This, however, is not the first time New Orleans has seen mass cancellations of zinc.
Back in 2013 the ratio of cancelled tonnage to open tonnage in the port spiked to over 65 percent but subsequent drawdowns proved a false signal as large amounts of the metal miraculously reappeared in the system over the ensuing months.
The zinc was essentially on a merry-go-round between exchange and non-exchange storage, with stocks financiers looking to lower their costs by moving the metal to cheaper non-LME registered sheds.
There are two big differences between now and then, though.
First, there were more than 800,000 tonnes of zinc in LME warehouses at the start of 2013. Today the figure is half that.
Second, and more importantly, the market structure is very different.
The front part of the LME zinc curve was in persistent contango over the course of 2013 with three-month metal trading at a premium of about $30-40 per tonne over LME cash prices.
That’s the sort of market structure that stocks financiers love since the return from the contango covers their costs, which are largely related to storing the metal during the financing term.
But the LME’s benchmark cash-to-three-month spread CMZN0-3 hasn’t seen that wide a contango since.
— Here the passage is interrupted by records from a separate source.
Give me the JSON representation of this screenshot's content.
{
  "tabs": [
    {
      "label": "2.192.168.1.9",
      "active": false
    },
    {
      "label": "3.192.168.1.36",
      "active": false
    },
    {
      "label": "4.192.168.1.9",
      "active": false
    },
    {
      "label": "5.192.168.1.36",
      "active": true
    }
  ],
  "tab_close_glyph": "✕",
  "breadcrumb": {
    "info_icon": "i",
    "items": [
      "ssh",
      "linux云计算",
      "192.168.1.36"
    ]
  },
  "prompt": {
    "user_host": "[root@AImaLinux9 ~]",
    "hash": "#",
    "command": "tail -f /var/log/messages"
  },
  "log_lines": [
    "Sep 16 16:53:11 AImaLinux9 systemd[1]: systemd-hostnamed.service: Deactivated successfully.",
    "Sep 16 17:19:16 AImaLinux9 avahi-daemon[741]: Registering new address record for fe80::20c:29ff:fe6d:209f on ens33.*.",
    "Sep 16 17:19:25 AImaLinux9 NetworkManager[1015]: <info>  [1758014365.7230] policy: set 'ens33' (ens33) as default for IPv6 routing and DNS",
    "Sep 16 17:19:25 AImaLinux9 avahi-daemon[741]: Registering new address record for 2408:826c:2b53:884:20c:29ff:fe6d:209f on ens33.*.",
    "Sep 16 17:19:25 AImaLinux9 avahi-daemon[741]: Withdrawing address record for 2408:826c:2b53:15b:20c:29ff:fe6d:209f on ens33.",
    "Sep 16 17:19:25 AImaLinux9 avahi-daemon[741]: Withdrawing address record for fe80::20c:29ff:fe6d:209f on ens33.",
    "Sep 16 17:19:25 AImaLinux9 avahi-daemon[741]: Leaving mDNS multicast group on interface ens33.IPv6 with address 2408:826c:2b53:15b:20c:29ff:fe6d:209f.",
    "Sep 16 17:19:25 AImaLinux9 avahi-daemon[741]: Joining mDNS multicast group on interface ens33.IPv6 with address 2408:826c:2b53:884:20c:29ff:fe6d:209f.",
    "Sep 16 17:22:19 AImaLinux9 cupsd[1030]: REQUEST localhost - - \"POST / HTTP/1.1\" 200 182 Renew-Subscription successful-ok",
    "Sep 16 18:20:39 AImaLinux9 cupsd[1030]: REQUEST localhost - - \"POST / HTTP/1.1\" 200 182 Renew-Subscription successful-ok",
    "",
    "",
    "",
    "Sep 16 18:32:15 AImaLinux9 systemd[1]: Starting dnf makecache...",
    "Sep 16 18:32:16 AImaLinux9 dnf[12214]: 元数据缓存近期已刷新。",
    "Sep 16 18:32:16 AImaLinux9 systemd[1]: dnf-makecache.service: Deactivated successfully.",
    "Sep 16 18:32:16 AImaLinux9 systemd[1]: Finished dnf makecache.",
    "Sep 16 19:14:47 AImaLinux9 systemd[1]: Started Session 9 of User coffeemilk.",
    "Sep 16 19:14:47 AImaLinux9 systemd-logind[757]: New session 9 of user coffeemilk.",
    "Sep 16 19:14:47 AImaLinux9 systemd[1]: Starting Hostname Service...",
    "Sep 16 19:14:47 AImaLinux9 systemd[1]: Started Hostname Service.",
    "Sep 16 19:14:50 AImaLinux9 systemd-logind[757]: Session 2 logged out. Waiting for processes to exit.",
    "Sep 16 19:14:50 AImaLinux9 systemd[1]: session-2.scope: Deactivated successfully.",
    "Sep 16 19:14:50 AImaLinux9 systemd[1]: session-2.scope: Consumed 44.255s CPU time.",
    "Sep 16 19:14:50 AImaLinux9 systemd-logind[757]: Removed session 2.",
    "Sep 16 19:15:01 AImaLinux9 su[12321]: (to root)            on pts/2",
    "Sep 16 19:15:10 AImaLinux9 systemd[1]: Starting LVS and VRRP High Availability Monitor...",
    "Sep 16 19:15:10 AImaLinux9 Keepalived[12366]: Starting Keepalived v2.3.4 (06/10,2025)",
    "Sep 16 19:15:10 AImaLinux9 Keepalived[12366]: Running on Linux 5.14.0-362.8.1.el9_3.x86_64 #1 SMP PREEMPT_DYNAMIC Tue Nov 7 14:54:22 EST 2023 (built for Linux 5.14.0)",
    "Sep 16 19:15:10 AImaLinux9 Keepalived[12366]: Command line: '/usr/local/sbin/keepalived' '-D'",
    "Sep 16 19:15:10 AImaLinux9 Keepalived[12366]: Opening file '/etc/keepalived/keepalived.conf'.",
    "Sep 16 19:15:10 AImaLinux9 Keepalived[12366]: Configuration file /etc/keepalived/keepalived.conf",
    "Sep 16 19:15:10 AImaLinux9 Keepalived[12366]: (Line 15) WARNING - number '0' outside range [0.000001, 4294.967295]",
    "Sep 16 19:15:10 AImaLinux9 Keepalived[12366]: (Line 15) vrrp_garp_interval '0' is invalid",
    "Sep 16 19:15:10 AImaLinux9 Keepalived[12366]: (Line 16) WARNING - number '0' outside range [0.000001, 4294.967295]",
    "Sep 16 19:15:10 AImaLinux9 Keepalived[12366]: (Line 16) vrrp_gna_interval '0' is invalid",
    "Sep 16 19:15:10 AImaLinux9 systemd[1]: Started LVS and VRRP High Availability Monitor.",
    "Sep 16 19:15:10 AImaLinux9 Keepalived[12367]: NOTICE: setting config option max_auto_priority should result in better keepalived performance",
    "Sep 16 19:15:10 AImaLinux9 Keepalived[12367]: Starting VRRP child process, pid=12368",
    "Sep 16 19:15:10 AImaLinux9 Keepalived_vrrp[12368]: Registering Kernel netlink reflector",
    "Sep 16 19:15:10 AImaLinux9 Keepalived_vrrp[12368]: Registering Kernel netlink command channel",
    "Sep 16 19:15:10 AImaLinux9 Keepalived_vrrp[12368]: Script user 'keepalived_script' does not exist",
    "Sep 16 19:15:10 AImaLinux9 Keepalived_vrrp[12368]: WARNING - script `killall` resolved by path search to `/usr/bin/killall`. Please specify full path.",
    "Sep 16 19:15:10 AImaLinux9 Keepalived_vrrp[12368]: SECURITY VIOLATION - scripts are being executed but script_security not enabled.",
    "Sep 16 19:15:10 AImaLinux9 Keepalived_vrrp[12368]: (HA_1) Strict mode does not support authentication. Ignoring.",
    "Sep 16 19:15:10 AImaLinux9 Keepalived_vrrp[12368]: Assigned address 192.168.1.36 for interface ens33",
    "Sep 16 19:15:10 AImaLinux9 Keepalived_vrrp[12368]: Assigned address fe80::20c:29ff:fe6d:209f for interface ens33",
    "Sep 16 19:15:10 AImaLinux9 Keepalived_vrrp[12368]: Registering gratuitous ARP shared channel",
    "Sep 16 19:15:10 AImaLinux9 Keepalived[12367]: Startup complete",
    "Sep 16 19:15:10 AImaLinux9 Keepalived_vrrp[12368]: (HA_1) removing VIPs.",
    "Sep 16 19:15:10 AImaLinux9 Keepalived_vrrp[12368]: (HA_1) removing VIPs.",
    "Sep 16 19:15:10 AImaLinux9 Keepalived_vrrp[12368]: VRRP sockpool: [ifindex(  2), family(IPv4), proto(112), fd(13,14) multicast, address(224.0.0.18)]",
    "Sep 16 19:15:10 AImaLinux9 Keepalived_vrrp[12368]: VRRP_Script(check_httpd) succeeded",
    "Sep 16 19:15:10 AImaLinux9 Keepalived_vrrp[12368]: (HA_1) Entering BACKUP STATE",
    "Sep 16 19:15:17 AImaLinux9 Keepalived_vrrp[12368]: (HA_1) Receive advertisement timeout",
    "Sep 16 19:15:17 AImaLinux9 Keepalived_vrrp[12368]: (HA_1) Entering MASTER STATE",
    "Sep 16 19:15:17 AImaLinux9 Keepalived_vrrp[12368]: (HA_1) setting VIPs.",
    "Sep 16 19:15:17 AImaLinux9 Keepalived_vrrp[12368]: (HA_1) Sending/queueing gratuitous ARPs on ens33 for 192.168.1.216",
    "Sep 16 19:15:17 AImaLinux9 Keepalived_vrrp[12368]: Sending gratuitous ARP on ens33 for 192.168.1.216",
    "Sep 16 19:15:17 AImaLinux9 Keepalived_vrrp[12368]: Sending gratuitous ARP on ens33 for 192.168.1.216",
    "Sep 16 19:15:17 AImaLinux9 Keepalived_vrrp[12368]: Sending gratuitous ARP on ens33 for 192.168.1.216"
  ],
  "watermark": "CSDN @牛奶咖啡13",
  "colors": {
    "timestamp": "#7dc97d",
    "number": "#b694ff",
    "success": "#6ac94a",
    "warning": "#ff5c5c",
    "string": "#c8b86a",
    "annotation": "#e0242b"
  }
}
Rather, the spread has been increasingly prone to flip the other way into backwardation, most recently last month, when cash commanded a premium of $6.75 per tonne over three-month metal.
No money to be made there for any would-be financiers.
That’s not to say that there isn’t still zinc sitting in the statistical off-exchange shadows in New Orleans. Indeed, the recent tightening of the LME spreads sucked in 24,700 tonnes over the course of February.
But without any financing incentive driven by the spreads, the inference is that this recent bout of mass cancellations represents a metal grab by those looking to build strategic physical positions, similar to that seen in the LME lead market in January.
Graphic on China’s net imports of refined zinc: 2009-2017
One wild-card in the North American zinc stocks equation, though, comes in the form of the strike at the CEZ zinc refinery in Canada, now in its third week.
Refinery owner Noranda Income Fund said at the start of the walk-out it would try and maintain limited production at the 275,000 tonne per year facility.
It has just released fourth-quarter results, confirming that it has “resumed partial production with staff operating the facility”, and noting it is still “evaluating its production capacity under this scenario”.
Might this be a factor in the LME cancellation activity? It’s possible, although the company also said it “has attempted to minimise the impact on customers by shipping inventory and new production”.
Moreover, the scale of LME cancellations dwarfs the likely loss of metal at CEZ, unless the company is anticipating a really long strike.
That leaves physical hoarding in anticipation of a steadily tightening refined metal market the most likely explanation for the LME stocks raid.
One bit of the anticipated zinc bull story, however, has so far failed to fall into place, namely China.
China has historically been a major importer of zinc concentrates to top up domestic supply to its smelters.
It should in theory be feeling the raw materials pinch, particularly since concentrates imports slumped 49 percent last year and were down again in January to the tune of 7 percent.
Yet there has been no discernible impact on refined metal availability in the country.
Stocks registered with the Shanghai Futures Exchange stand at 197,895 tonnes, roughly in the middle of the last year’s range.
And imports of refined zinc remain highly subdued.
Net imports actually fell last year by almost 10 percent to 403,000 tonnes and January’s readout of 16,000 tonnes was the lowest since September of last year.
The assumption among analysts is that smelters are running down concentrates stocks accumulated during the years of abundant supply.
But how long can they continue doing so? And how long before the country steps up its call on metal from the rest of the world?
The answer to those questions will hold the key as to when the next chapter of this zinc story opens. (Editing by David Clarke)